Speaking of input methods, the S Pen is a trademark of the Note series and uses a separate digitizer layer. It's pressure sensitive (which makes a world of difference for drawing) and can be detected from an inch away (which makes for some interesting hover interactions).
The Samsung Galaxy Note Pro 12.2 has a 12.2" Super Clear LCD display at 2,560 x 1,600px of resolution. Like on the Note Pro 10.1, it's an RGBW display, meaning there are two sub-pixels per each pixel.
That makes it easier to boost the brightness in a power-efficient manner (since the White pixel does exactly that), but it affects the look of the display. The pixel density is 247ppi, a bit lower than 10" tablets, which combined with the RGBW matrix results in a visible cross-hatch pattern.
The RGBW matrix of the Note Pro 12.2's screen
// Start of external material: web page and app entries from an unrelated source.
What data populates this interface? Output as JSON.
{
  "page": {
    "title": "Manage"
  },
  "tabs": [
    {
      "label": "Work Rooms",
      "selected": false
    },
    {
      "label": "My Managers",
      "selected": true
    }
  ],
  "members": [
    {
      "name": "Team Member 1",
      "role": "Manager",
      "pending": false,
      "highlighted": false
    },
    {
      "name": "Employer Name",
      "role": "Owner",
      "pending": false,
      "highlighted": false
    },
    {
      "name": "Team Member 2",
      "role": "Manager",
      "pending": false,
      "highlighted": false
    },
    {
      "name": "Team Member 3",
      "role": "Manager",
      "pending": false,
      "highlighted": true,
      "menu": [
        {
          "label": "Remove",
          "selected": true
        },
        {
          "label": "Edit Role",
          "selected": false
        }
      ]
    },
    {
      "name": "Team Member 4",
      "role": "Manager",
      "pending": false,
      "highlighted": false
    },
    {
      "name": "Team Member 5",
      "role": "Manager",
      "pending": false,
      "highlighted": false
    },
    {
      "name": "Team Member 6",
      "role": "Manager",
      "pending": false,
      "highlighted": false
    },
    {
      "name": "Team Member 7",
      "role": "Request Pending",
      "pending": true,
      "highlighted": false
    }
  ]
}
It's nothing annoying and text remains sharp even with small fonts and the effect is only noticeable from up close - larger screens are viewed from a bigger distance in general and this is among the largest in the market. Anyway, it's exactly the larger-than-usual screen that makes the Note Pro 12.2 interesting and makes the multitasking so much more powerful.
The colors on the screen are vivid and the viewing angles are very good. Samsung has included its custom Screen mode where the Auto Adapt Display setting adjusts the display performance based on the content - it only works in several apps.
Other settings include Movie (which sets a warmer white balance and boosts the contrast), Dynamic (which boosts the saturation) and Standard (which aims for accurate white balance and saturation).
The screen on the Galaxy Note Pro 12.2 is fairly bright and with good contrast, even though black levels are not perfect. The screen handles reflections well and remains legible even in direct sunlight.
|Display test||50% brightness||100% brightness|
|Black, cd/m2||White, cd/m2||Black, cd/m2||White, cd/m2|
|Samsung Galaxy Note 10.1 2014||0.27||221||831||0.53||440||821|
|Samsung Galaxy Note Pro 12.2||0.33||301||901||0.54||493||911|
|Google Nexus 10||0.26||223||859||0.50||443||878|
|Sony Xperia Tablet Z||-||-||-||0.53||531||996|
|Sony Xperia Tablet S||0.35||334||947||0.67||526||783|
|Samsung Galaxy Note 3||0||149||∞||0||379||∞|
|Apple iPad mini||0.25||208||838||0.51||458||812|
|Apple iPad 3||0.21||167||809||0.6||477||779|
|Apple iPad 4||0.21||163||797||0.63||476||762|
|Samsung Galaxy Tab 7.7||0||200||∞||0||328||∞|
|Asus Google Nexus 7||0.25||244||954||0.36||327||908|
|Samsung Galaxy Note 10.1||0.27||223||832||0.49||406||821|
|Samsung Galaxy Tab 10.1||0.31||257||826||0.55||502||915|
|Samsung Galaxy Tab 7.0 Plus||0.17||196||1141||0.34||424||1236|
We already mentioned the S Pen as one of the trademark features of the Samsung Galaxy Note devices. It works with a second digitizer borrowed from Wacom, which detects only the S Pen stylus.
The advantage is that your skin is ignored and you can place your palm on the screen while you're drawing for a more natural, comfortable experience. S Pen offers another advantage too, pressure sensitivity, which is a must-have for drawing. Then there's the ability to detect the S Pen from a distance to show helpful tooltips and activate other features.